━━━ SUPPLIED DATA
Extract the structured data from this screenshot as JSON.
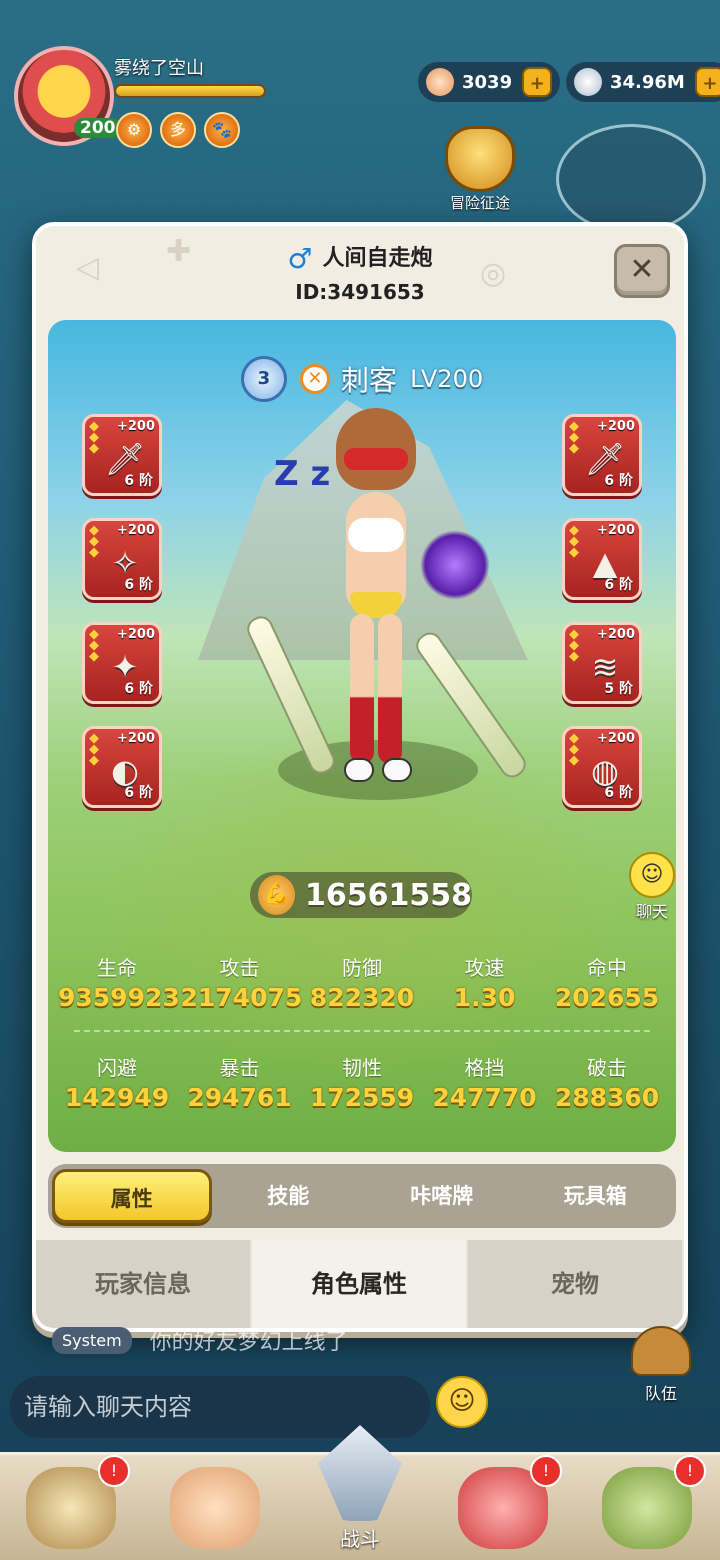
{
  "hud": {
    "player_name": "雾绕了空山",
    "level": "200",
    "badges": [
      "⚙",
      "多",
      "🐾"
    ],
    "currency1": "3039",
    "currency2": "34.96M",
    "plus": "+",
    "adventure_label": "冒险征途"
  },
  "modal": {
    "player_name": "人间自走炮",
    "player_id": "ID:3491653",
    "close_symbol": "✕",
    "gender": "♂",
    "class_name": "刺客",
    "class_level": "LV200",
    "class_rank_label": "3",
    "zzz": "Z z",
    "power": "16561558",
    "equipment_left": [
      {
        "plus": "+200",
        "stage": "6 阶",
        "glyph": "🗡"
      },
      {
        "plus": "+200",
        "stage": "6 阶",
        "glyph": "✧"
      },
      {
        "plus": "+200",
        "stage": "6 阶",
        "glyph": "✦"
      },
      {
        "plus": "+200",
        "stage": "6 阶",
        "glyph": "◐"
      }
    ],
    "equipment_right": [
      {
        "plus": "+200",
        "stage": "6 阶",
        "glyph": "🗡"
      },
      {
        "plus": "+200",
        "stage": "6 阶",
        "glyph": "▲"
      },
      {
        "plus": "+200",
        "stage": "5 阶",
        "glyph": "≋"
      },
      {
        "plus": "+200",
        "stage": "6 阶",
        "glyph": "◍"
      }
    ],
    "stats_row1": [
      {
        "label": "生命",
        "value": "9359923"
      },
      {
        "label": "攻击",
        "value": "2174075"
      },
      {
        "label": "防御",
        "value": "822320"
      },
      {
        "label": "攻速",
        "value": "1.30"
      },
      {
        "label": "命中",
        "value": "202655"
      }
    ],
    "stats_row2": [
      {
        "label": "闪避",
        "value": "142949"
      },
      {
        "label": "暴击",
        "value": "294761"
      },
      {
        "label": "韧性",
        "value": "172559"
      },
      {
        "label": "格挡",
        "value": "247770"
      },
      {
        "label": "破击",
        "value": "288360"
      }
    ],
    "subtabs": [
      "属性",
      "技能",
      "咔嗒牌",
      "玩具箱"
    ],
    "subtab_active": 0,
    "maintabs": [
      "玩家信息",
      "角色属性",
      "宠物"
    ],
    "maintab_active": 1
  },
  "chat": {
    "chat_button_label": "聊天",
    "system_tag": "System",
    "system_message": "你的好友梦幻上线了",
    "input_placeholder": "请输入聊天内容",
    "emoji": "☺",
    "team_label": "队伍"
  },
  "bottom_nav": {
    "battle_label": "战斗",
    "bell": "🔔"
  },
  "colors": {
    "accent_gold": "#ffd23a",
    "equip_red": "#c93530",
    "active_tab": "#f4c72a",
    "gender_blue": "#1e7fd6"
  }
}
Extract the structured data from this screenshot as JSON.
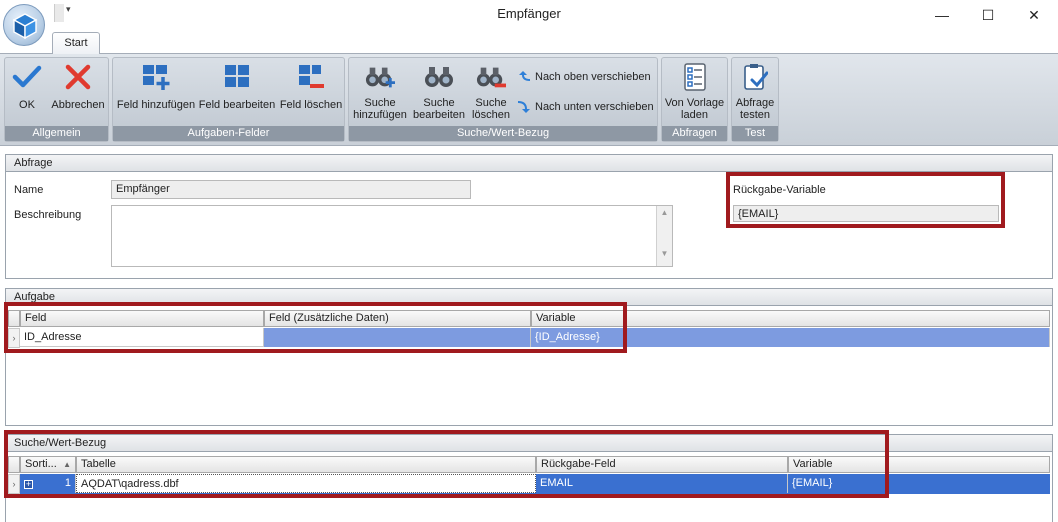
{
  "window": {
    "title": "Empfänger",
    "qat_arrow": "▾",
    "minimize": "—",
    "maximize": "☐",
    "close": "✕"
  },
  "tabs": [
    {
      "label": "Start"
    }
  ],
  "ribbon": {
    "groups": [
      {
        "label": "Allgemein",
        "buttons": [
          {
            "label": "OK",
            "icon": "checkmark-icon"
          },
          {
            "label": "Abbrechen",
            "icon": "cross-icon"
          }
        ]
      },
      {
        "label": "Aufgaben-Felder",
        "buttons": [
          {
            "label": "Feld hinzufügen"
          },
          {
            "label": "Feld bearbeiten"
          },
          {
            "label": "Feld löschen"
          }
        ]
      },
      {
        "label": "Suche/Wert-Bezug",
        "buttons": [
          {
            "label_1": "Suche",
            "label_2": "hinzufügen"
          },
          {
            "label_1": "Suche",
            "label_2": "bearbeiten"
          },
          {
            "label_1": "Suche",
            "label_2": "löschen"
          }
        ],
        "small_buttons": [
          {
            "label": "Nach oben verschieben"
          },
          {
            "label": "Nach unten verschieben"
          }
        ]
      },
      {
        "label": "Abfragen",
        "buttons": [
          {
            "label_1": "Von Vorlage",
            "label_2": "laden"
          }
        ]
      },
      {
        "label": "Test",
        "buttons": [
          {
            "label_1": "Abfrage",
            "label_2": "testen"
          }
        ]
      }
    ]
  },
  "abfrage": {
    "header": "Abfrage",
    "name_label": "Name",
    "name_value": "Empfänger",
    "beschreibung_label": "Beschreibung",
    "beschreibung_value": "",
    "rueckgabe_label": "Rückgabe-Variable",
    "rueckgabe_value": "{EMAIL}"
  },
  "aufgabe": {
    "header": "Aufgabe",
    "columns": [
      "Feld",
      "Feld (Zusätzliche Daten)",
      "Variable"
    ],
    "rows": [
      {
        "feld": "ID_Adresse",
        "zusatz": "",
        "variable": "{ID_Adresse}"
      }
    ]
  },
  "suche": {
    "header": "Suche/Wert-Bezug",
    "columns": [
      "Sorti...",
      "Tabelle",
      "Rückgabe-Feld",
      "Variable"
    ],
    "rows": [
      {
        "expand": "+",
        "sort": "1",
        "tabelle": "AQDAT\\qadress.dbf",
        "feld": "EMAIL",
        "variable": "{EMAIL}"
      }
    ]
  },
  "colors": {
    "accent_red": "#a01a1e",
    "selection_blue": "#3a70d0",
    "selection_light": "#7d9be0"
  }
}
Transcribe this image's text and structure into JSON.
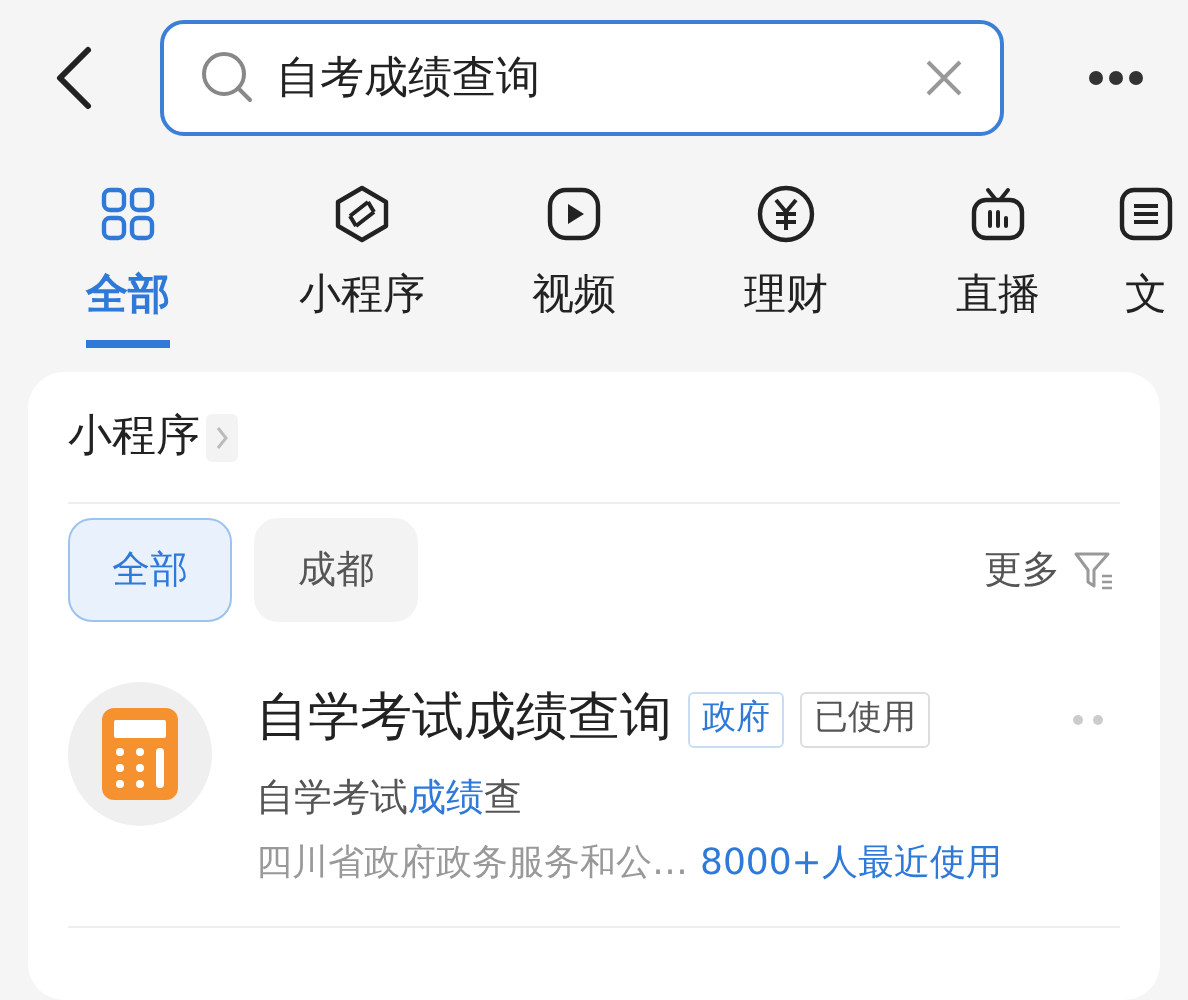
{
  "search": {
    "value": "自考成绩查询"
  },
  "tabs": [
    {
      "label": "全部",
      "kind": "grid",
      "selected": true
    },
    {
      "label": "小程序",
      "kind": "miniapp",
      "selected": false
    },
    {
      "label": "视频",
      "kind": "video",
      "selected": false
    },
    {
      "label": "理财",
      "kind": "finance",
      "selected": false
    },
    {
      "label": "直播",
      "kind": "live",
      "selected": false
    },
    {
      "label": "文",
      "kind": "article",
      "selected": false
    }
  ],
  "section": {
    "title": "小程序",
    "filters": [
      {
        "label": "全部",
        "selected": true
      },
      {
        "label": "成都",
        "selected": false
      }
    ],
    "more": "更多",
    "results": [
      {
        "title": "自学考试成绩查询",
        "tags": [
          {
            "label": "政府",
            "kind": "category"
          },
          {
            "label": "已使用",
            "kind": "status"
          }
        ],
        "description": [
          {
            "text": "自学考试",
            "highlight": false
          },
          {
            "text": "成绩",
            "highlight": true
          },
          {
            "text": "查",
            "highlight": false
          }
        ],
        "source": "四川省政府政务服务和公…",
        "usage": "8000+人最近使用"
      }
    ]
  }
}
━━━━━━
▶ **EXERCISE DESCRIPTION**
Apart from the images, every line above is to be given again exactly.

▶ **THE ANSWER**
Extract the structured data from this screenshot as JSON.
{
  "hud": {
    "player_name": "雾绕了空山",
    "level": "200",
    "badges": [
      "⚙",
      "多",
      "🐾"
    ],
    "currency1": "3039",
    "currency2": "34.96M",
    "plus": "+",
    "adventure_label": "冒险征途"
  },
  "modal": {
    "player_name": "人间自走炮",
    "player_id": "ID:3491653",
    "close_symbol": "✕",
    "gender": "♂",
    "class_name": "刺客",
    "class_level": "LV200",
    "class_rank_label": "3",
    "zzz": "Z z",
    "power": "16561558",
    "equipment_left": [
      {
        "plus": "+200",
        "stage": "6 阶",
        "glyph": "🗡"
      },
      {
        "plus": "+200",
        "stage": "6 阶",
        "glyph": "✧"
      },
      {
        "plus": "+200",
        "stage": "6 阶",
        "glyph": "✦"
      },
      {
        "plus": "+200",
        "stage": "6 阶",
        "glyph": "◐"
      }
    ],
    "equipment_right": [
      {
        "plus": "+200",
        "stage": "6 阶",
        "glyph": "🗡"
      },
      {
        "plus": "+200",
        "stage": "6 阶",
        "glyph": "▲"
      },
      {
        "plus": "+200",
        "stage": "5 阶",
        "glyph": "≋"
      },
      {
        "plus": "+200",
        "stage": "6 阶",
        "glyph": "◍"
      }
    ],
    "stats_row1": [
      {
        "label": "生命",
        "value": "9359923"
      },
      {
        "label": "攻击",
        "value": "2174075"
      },
      {
        "label": "防御",
        "value": "822320"
      },
      {
        "label": "攻速",
        "value": "1.30"
      },
      {
        "label": "命中",
        "value": "202655"
      }
    ],
    "stats_row2": [
      {
        "label": "闪避",
        "value": "142949"
      },
      {
        "label": "暴击",
        "value": "294761"
      },
      {
        "label": "韧性",
        "value": "172559"
      },
      {
        "label": "格挡",
        "value": "247770"
      },
      {
        "label": "破击",
        "value": "288360"
      }
    ],
    "subtabs": [
      "属性",
      "技能",
      "咔嗒牌",
      "玩具箱"
    ],
    "subtab_active": 0,
    "maintabs": [
      "玩家信息",
      "角色属性",
      "宠物"
    ],
    "maintab_active": 1
  },
  "chat": {
    "chat_button_label": "聊天",
    "system_tag": "System",
    "system_message": "你的好友梦幻上线了",
    "input_placeholder": "请输入聊天内容",
    "emoji": "☺",
    "team_label": "队伍"
  },
  "bottom_nav": {
    "battle_label": "战斗",
    "bell": "🔔"
  },
  "colors": {
    "accent_gold": "#ffd23a",
    "equip_red": "#c93530",
    "active_tab": "#f4c72a",
    "gender_blue": "#1e7fd6"
  }
}
Extract the structured data from this screenshot as JSON.
{
  "window": {
    "title": "Empfänger",
    "qat_arrow": "▾",
    "minimize": "—",
    "maximize": "☐",
    "close": "✕"
  },
  "tabs": [
    {
      "label": "Start"
    }
  ],
  "ribbon": {
    "groups": [
      {
        "label": "Allgemein",
        "buttons": [
          {
            "label": "OK",
            "icon": "checkmark-icon"
          },
          {
            "label": "Abbrechen",
            "icon": "cross-icon"
          }
        ]
      },
      {
        "label": "Aufgaben-Felder",
        "buttons": [
          {
            "label": "Feld hinzufügen"
          },
          {
            "label": "Feld bearbeiten"
          },
          {
            "label": "Feld löschen"
          }
        ]
      },
      {
        "label": "Suche/Wert-Bezug",
        "buttons": [
          {
            "label_1": "Suche",
            "label_2": "hinzufügen"
          },
          {
            "label_1": "Suche",
            "label_2": "bearbeiten"
          },
          {
            "label_1": "Suche",
            "label_2": "löschen"
          }
        ],
        "small_buttons": [
          {
            "label": "Nach oben verschieben"
          },
          {
            "label": "Nach unten verschieben"
          }
        ]
      },
      {
        "label": "Abfragen",
        "buttons": [
          {
            "label_1": "Von Vorlage",
            "label_2": "laden"
          }
        ]
      },
      {
        "label": "Test",
        "buttons": [
          {
            "label_1": "Abfrage",
            "label_2": "testen"
          }
        ]
      }
    ]
  },
  "abfrage": {
    "header": "Abfrage",
    "name_label": "Name",
    "name_value": "Empfänger",
    "beschreibung_label": "Beschreibung",
    "beschreibung_value": "",
    "rueckgabe_label": "Rückgabe-Variable",
    "rueckgabe_value": "{EMAIL}"
  },
  "aufgabe": {
    "header": "Aufgabe",
    "columns": [
      "Feld",
      "Feld (Zusätzliche Daten)",
      "Variable"
    ],
    "rows": [
      {
        "feld": "ID_Adresse",
        "zusatz": "",
        "variable": "{ID_Adresse}"
      }
    ]
  },
  "suche": {
    "header": "Suche/Wert-Bezug",
    "columns": [
      "Sorti...",
      "Tabelle",
      "Rückgabe-Feld",
      "Variable"
    ],
    "rows": [
      {
        "expand": "+",
        "sort": "1",
        "tabelle": "AQDAT\\qadress.dbf",
        "feld": "EMAIL",
        "variable": "{EMAIL}"
      }
    ]
  },
  "colors": {
    "accent_red": "#a01a1e",
    "selection_blue": "#3a70d0",
    "selection_light": "#7d9be0"
  }
}
Transcribe this image's text and structure into JSON.
{
  "search": {
    "value": "自考成绩查询"
  },
  "tabs": [
    {
      "label": "全部",
      "kind": "grid",
      "selected": true
    },
    {
      "label": "小程序",
      "kind": "miniapp",
      "selected": false
    },
    {
      "label": "视频",
      "kind": "video",
      "selected": false
    },
    {
      "label": "理财",
      "kind": "finance",
      "selected": false
    },
    {
      "label": "直播",
      "kind": "live",
      "selected": false
    },
    {
      "label": "文",
      "kind": "article",
      "selected": false
    }
  ],
  "section": {
    "title": "小程序",
    "filters": [
      {
        "label": "全部",
        "selected": true
      },
      {
        "label": "成都",
        "selected": false
      }
    ],
    "more": "更多",
    "results": [
      {
        "title": "自学考试成绩查询",
        "tags": [
          {
            "label": "政府",
            "kind": "category"
          },
          {
            "label": "已使用",
            "kind": "status"
          }
        ],
        "description": [
          {
            "text": "自学考试",
            "highlight": false
          },
          {
            "text": "成绩",
            "highlight": true
          },
          {
            "text": "查",
            "highlight": false
          }
        ],
        "source": "四川省政府政务服务和公…",
        "usage": "8000+人最近使用"
      }
    ]
  }
}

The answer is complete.